DATA SHOWN
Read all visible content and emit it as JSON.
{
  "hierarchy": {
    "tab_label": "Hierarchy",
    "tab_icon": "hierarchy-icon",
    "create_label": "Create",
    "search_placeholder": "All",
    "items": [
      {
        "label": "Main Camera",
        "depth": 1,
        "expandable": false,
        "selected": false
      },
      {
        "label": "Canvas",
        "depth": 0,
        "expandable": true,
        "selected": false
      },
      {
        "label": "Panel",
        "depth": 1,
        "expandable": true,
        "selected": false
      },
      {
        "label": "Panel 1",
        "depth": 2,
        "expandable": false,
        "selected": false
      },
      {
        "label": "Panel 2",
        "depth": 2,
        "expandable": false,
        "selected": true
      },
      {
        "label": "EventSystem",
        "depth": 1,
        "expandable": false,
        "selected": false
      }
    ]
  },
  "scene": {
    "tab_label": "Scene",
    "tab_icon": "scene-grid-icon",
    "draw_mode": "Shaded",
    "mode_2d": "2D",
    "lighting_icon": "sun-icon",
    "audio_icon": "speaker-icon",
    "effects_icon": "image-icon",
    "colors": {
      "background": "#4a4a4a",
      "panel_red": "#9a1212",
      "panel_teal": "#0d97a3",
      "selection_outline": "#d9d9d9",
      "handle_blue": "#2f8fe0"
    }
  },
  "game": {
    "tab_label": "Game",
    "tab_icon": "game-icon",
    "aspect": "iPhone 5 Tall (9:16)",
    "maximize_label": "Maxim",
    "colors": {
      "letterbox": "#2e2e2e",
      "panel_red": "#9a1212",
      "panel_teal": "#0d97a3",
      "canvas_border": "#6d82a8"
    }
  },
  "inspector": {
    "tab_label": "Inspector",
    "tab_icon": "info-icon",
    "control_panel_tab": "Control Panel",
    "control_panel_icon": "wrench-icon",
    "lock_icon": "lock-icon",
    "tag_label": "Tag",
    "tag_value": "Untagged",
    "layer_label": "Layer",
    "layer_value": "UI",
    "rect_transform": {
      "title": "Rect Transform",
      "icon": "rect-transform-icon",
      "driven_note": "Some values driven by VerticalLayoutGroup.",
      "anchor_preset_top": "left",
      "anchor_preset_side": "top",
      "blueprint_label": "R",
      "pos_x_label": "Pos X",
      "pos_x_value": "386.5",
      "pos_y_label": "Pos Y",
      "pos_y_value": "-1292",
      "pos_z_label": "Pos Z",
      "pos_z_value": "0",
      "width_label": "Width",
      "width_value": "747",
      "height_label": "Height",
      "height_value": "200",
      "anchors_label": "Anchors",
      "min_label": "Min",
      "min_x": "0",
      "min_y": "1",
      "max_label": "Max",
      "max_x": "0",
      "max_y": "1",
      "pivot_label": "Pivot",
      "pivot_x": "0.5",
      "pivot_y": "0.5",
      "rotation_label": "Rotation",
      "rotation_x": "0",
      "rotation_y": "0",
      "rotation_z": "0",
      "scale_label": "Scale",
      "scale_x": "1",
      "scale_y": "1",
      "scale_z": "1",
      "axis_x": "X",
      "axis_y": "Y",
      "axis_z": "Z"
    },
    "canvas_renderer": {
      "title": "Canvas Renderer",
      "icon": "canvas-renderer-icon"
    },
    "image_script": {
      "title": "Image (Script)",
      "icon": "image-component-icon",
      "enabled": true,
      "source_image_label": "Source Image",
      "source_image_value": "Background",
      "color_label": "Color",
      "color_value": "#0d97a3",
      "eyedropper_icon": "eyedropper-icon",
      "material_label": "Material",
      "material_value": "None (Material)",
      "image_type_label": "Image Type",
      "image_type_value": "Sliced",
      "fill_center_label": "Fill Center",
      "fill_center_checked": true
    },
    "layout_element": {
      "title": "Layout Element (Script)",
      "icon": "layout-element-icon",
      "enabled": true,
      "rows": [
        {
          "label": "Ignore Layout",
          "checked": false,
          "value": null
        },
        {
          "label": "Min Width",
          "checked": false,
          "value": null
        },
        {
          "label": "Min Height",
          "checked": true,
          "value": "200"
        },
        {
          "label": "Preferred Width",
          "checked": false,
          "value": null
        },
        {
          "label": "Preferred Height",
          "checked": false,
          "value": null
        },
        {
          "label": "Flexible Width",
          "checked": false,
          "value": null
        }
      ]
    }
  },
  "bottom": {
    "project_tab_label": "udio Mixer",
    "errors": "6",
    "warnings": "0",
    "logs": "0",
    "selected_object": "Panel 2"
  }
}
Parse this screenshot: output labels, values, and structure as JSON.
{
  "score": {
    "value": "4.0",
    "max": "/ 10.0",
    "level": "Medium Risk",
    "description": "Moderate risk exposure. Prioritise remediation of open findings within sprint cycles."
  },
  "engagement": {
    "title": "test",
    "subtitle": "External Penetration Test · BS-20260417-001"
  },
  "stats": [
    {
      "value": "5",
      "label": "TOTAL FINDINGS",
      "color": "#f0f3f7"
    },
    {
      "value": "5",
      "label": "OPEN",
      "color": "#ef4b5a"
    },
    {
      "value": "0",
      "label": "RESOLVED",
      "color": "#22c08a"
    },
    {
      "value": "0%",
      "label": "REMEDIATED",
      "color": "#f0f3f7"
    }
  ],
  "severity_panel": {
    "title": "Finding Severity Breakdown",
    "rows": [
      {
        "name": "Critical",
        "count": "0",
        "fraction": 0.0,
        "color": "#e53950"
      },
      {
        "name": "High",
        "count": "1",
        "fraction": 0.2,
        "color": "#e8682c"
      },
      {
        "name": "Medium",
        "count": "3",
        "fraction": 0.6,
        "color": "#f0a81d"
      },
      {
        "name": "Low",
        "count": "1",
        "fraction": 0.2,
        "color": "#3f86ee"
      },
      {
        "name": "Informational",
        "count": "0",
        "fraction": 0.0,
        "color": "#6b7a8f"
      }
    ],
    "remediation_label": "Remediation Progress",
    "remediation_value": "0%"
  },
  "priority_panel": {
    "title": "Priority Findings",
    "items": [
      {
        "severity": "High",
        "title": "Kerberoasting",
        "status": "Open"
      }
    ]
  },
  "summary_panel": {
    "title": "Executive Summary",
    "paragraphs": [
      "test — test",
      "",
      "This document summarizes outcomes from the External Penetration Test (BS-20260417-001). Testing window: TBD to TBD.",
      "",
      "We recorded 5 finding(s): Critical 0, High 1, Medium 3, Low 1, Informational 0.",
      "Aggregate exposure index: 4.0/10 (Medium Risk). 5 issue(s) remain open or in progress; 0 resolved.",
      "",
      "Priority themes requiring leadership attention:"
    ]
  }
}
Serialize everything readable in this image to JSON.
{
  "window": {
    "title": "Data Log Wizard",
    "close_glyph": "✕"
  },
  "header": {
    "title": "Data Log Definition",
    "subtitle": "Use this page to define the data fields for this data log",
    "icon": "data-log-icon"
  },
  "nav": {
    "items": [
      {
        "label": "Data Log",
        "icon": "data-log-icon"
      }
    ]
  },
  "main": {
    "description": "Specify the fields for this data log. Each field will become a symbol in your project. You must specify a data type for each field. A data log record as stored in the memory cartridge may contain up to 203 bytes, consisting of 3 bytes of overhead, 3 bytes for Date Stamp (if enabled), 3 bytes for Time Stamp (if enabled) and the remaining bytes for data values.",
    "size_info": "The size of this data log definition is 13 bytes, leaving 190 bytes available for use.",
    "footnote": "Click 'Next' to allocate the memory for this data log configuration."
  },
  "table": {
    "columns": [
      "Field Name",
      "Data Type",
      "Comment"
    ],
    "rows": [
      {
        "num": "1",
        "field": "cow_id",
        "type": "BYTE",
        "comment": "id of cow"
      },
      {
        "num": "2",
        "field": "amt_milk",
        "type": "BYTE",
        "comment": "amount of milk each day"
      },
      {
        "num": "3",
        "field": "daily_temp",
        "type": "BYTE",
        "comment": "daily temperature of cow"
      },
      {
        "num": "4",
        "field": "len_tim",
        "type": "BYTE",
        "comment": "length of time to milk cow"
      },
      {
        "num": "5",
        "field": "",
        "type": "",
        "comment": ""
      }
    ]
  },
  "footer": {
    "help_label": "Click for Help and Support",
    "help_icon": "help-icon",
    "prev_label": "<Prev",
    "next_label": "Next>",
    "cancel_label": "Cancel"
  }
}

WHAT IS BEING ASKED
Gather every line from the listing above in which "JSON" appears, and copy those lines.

PROBLEM SOLUTION
Read all visible content and emit it as JSON.
Parse this screenshot: output labels, values, and structure as JSON.
Serialize everything readable in this image to JSON.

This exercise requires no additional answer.